Trans Fats: The Silent Killers
by Udo Erasmus, Ph.D.

They were introduced into our diet in 1911. By 2006, Uncle Sam says "trans fats" must be listed on all food labels. Sadly, these silent killers will have had a free ride on our health for 95 years. Harvard School of Public Health reports that 30,000 American deaths are the direct result of eating trans fats, making this an atrocity for which the food industry needs to answer to. Other research suggests that trans fatty acids interfere with vision and learning in children; correlate with increased breast and prostate cancer; increase platelet stickiness and thereby raise risk of stroke and embolism, as well as heart attack. Trans fats also interfere with the liver's detoxification function. They impair both male and female reproduction in animals (no human studies have been published). trans fats change the way our immune system functions. And trans fats make essential n-3 and n-6 fatty acid requirement higher by interfering with the functions of these two essential fatty acids in our body.
The FDA ruling that trans fats must be listed on food labels by the year 2006 is one of the most praiseworthy actions ever undertaken by that agency. If trans fatty acids are not listed on labels, as they have not been for almost 100 years, consumers cannot make wise choices for their health. Obviously, full disclosure of all ingredients on packaged foods and accurate guidelines are required for healthy food choices.
It is clear that consumers are interested in health and are willing to follow guidelines. To their detriment, they followed the recommendations made 20 years ago by US government "health experts" to eat less fat (they should have been told to eat less bad fat and more good fat). They obligingly reduced their fat intake from 42% of calories to 32% of calories. Consumers were also told to eat more carbohydrates, and they did that, too. That piece of bad advice (carbohydrates are the least important food because there are no essential carbohydrates) led overweight to increase from 25% of the population to 65%. Obesity has more than doubled. Childhood obesity has more than tripled. Diabetes has close to doubled -- all because of poor nutritional advice from so called "experts.” Those who maintain people are not willing to make changes in their diet to improve health are not paying attention to what is going on.
So, where are trans fats found? They’re namely in processed and convenience foods. Trans fats are present in: partially hydrogenated vegetable oils, which are found in many margarines and in shortening; some granola bars, breakfast cereals, low fat foods, fish sticks, frozen pizza and french fries, and other frozen foods; many baked goods (baked bads?) such as donuts, crackers, cookies, cakes, bread, and frostings; some puddings, peanut butter, instant soup mixes, and microwave popcorn; some spreads, sauces, dips, and gravy mixes; powdered nondairy coffee creamers; they are used for frying in many fast food restaurants; many junk snacks like potato and corn chips and even in some cooking oils.

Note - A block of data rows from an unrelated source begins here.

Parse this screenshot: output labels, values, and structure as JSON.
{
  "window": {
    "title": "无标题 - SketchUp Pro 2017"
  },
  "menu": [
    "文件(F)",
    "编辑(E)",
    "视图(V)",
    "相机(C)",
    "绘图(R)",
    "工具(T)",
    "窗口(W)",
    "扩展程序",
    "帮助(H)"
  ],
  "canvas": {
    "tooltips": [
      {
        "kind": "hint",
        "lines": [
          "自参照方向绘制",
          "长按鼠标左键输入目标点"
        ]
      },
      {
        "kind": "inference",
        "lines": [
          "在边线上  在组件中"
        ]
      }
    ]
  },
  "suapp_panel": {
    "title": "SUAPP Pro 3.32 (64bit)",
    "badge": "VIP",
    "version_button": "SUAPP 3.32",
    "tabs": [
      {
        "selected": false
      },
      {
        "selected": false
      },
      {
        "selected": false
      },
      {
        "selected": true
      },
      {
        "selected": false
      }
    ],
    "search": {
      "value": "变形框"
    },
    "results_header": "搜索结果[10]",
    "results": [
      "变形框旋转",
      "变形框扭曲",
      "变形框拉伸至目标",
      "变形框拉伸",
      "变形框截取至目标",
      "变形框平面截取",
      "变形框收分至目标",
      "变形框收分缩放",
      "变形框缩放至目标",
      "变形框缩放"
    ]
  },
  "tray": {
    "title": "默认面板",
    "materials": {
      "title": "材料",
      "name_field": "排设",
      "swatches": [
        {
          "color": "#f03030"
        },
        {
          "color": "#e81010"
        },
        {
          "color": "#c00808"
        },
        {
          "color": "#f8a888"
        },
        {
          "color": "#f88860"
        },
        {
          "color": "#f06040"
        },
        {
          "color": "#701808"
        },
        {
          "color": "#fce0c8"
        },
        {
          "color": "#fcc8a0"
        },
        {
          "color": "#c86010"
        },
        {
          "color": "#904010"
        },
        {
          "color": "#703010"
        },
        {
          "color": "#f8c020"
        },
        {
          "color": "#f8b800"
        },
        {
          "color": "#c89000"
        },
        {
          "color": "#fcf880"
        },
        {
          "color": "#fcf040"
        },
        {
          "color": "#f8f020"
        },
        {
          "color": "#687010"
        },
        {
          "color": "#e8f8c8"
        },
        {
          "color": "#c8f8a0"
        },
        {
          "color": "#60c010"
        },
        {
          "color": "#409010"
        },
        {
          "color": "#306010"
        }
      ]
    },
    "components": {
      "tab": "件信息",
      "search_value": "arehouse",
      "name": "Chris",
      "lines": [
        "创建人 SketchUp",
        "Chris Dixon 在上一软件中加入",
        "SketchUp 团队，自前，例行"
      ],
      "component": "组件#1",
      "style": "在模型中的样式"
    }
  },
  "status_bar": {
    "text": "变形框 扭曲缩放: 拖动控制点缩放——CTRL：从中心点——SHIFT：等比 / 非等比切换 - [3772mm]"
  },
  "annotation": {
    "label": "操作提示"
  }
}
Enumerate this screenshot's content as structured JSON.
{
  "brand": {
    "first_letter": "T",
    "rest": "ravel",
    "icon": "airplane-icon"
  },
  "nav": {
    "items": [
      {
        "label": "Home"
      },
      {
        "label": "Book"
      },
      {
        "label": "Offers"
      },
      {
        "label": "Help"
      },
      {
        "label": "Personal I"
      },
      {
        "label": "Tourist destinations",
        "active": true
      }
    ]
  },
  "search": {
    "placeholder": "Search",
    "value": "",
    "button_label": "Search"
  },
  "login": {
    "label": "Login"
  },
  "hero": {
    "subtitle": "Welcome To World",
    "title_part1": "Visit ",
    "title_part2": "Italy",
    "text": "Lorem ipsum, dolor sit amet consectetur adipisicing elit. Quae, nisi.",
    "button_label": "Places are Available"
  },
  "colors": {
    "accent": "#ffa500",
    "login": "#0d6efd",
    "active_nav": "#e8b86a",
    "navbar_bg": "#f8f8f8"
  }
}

Not all of the above foods contain trans fats, and all of the above foods could be made without them. You have to read labels to find out whether they contain trans fats. The words "partially hydrogenated vegetable oil (including corn, soybean and canola oil)" or the words "vegetable shortening" indicate that trans fats are present.
To find out how much trans fat is present in a food, you have to do some math. If you subtract from the total fat in a product the sum of adding
saturated + monounsaturated + polyunsaturated fat, the number you get is the amount of trans fat in the product. When trans fats are listed by quantities on the label, consumers' choices will be a lot simpler. And that's what full disclosure is about.
If you eat fresh, whole, organic foods the way Nature made them, you will get no trans fats in most products. Only dairy fat (homogenized milk, whole milk, butter, cream, sour cream, cream cheese, and cheese) and beef, lamb and goat meat always contain some trans fats. If non-dairy meat animals are fed feed containing trans fats, these trans fats may end up in the meat, then on our table, and then in our body. This is a good reason for meat eaters to choose 'free range' or 'range fed' meat and 'wild catch' fish.
In three years from now, health-damaging trans fats will require listing on labels. The research is strong, the industry resistant, and the FDA has-finally-been forced to face the issue for the sake of the citizens. Without listing trans fats on labels, consumers are robbed of choice. Certified organic meat does not contain trans fats.
While we wait, we can easily avoid trans fats by eating whole, fresh foods the way nature intended them, which is the way they are best for our health. By avoiding processed foods, many of which contain trans fats, we can serve our health without trying to decipher labels and fine print hidden
in packaging crevices.
Udo Erasmus holds a Ph.D. In Nutrition and is the author of "Fats that Heal Fats that Kill.” For more information, please visit: www.udoerasmus.com